Tourism is the largest sector industry in the county, supporting more than 59,000 people and contributing approaching £2.96 billion to the local economy. If you are involved in or studying tourism, or want to find out about Norfolk's tourism industry and the role it plays in the county's economy, take a look below for some of the key Norfolk tourism facts and figures.
BDRC Continental Holiday Trends 2014 Report
Booking Patterns Research from GfK
2013 Larking Gowen Tourism Business Survey
Visit Britain corporate website.
Research estimates that in 2014 there were 3,008,000 staying visitors in Norfolk, staying a total of 13,313,000 nights. The total number of day visitors was estimated at 39,982,000.
The research estimates that 59,671 jobs are directly supported by tourism in Norfolk and that tourism accounts for 17% of employment in Norfolk. The total business turnover supported by tourism is £2,961,044,518.
You can also read Visit England business confidence monitors.
The first results from the 2011 Census were published 16th July 2012 and show that over 61,000 more people are living in Norfolk now compared with the previous census in 2001.
The Office for National Statistics (ONS) carried out the Census and a follow-up coverage survey and produced initial results for population, households, household residents and short term residents, along with information on the quality of the response area by area.
In 2011, Norfolk's population was estimated to be 857,900, an increase of 61,200 from 2001. All local authorities in the County increased in population, the highest being South Norfolk (which gained 13,300) and King's Lynn & West Norfolk (12,200). The lowest increase was in North Norfolk (3,100).

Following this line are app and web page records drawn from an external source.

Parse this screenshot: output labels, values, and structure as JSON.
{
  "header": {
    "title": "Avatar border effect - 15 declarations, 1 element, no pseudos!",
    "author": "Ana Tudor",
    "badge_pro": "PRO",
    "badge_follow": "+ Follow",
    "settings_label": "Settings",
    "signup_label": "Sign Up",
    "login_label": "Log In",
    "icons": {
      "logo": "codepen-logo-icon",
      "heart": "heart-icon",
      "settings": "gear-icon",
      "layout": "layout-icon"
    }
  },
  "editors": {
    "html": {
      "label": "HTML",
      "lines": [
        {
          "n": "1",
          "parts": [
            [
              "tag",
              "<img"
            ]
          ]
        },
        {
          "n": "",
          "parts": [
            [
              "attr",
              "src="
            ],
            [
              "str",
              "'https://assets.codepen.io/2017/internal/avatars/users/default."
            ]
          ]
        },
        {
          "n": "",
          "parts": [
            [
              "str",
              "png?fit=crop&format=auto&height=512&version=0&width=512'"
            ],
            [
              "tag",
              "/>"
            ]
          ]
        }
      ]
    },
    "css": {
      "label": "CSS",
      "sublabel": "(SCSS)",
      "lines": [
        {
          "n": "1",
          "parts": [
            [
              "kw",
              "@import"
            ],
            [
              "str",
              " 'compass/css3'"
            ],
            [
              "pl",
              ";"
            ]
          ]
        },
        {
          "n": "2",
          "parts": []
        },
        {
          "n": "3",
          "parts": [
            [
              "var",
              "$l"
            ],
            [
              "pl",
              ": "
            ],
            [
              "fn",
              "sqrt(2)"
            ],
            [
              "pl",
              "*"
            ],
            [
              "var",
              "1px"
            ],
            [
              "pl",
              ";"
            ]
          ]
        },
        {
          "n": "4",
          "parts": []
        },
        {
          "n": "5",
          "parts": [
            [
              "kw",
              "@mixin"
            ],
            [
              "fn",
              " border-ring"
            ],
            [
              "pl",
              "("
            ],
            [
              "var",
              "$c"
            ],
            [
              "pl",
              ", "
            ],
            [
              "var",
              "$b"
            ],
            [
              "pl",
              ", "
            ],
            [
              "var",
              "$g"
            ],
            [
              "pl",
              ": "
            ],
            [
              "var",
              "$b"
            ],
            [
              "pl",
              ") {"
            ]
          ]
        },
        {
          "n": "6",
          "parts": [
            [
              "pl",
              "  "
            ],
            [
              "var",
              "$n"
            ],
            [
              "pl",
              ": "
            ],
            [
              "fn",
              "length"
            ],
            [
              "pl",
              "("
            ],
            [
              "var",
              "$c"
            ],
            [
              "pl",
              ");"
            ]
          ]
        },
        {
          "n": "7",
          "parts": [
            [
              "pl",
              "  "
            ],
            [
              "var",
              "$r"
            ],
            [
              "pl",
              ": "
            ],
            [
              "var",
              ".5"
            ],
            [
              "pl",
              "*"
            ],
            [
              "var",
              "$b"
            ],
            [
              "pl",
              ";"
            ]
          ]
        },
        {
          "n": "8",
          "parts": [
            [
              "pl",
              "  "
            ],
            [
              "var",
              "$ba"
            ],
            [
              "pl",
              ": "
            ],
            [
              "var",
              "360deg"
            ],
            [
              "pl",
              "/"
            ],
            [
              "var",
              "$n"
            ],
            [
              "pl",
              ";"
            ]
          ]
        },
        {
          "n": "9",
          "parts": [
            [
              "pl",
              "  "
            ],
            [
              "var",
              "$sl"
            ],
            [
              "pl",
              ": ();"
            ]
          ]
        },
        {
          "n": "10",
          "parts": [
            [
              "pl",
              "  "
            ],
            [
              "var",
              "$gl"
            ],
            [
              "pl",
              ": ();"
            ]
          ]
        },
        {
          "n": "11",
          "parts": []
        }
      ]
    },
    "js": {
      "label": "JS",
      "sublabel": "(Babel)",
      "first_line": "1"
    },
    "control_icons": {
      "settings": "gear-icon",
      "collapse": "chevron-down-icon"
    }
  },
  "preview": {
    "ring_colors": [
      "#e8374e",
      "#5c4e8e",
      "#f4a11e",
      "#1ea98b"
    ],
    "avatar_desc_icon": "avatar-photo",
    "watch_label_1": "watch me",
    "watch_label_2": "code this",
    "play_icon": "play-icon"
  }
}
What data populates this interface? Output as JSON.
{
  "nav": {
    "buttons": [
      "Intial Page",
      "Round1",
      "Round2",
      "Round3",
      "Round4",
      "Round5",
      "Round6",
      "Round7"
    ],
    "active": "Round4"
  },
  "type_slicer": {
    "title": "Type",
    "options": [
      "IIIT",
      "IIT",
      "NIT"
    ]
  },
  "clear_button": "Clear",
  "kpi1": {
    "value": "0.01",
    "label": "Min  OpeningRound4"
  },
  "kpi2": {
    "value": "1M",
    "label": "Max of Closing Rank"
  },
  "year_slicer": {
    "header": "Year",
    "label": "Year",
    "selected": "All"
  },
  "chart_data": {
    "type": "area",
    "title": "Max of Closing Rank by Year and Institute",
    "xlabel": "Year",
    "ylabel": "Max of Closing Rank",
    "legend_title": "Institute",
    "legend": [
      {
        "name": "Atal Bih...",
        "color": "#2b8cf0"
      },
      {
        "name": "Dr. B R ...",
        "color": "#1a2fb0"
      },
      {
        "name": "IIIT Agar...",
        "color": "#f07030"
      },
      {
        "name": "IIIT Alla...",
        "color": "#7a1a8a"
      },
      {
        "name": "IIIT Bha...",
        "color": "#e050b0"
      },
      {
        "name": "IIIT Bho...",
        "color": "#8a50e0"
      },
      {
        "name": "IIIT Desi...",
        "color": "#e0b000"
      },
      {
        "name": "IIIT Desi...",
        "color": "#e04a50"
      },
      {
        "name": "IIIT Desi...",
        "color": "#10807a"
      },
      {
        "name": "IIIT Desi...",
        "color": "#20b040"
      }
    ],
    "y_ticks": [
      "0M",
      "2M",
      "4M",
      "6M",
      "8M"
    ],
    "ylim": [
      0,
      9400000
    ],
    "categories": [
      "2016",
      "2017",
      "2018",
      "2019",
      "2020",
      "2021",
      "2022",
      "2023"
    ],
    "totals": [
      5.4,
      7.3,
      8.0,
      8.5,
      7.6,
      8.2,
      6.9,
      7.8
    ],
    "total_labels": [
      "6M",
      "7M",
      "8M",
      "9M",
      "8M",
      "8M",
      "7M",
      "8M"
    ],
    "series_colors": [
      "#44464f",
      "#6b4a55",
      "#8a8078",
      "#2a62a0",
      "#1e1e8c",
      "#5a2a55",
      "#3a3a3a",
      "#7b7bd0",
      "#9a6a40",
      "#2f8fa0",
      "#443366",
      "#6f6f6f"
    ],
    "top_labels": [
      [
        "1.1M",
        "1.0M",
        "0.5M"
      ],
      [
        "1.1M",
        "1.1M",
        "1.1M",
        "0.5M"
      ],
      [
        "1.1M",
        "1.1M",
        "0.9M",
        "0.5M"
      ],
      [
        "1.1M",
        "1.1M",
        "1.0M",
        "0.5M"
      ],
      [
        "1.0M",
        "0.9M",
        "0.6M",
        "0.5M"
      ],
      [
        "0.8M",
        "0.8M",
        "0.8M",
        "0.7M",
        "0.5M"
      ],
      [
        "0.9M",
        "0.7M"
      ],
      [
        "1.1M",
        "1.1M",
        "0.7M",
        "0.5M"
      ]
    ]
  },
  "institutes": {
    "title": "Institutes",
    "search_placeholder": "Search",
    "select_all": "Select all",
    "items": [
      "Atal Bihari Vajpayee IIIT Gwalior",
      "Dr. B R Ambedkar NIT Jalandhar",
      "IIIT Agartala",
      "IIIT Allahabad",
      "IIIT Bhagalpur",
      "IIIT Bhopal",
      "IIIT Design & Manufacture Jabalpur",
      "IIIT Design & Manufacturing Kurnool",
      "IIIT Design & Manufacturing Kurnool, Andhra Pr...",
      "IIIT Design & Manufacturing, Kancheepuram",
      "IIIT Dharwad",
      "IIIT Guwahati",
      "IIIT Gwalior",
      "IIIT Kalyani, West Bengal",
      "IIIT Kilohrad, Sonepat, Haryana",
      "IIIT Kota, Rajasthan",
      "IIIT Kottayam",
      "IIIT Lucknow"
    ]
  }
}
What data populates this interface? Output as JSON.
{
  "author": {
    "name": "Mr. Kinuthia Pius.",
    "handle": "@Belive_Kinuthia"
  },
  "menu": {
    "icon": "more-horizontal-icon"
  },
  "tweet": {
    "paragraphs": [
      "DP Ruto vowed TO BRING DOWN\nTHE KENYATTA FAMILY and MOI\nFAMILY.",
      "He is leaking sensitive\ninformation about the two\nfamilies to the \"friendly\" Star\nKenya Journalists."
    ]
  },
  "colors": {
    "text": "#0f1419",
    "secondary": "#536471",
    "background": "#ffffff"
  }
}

North Norfolk had the largest proportion of people aged 65 and over in the East of England Region (29%), the smallest proportion of people aged 19 and under (19%) and the smallest increase in under fives (4%). The proportion aged 65 and over was the third highest of all local authorities in England and Wales; Norwich had the lowest average household size (2.1); Breckland was the least densely populated (100 people per square kilometre).
Norfolk has more older people than in 2001 – all age groups 55 and over increased, in particular ages 60-64 and 60-69, and there was also a significant increase in 20-24 year olds, though there are fewer children aged 5-14 and fewer adults in their thirties.
There are 372,100 households in Norfolk, with an average household size of 2.26 (the figures vary from 2.34 in Breckland to 2.12 in Norwich). This is 29,000 more households than in 2001, though average household size has only fallen marginally, from 2.27.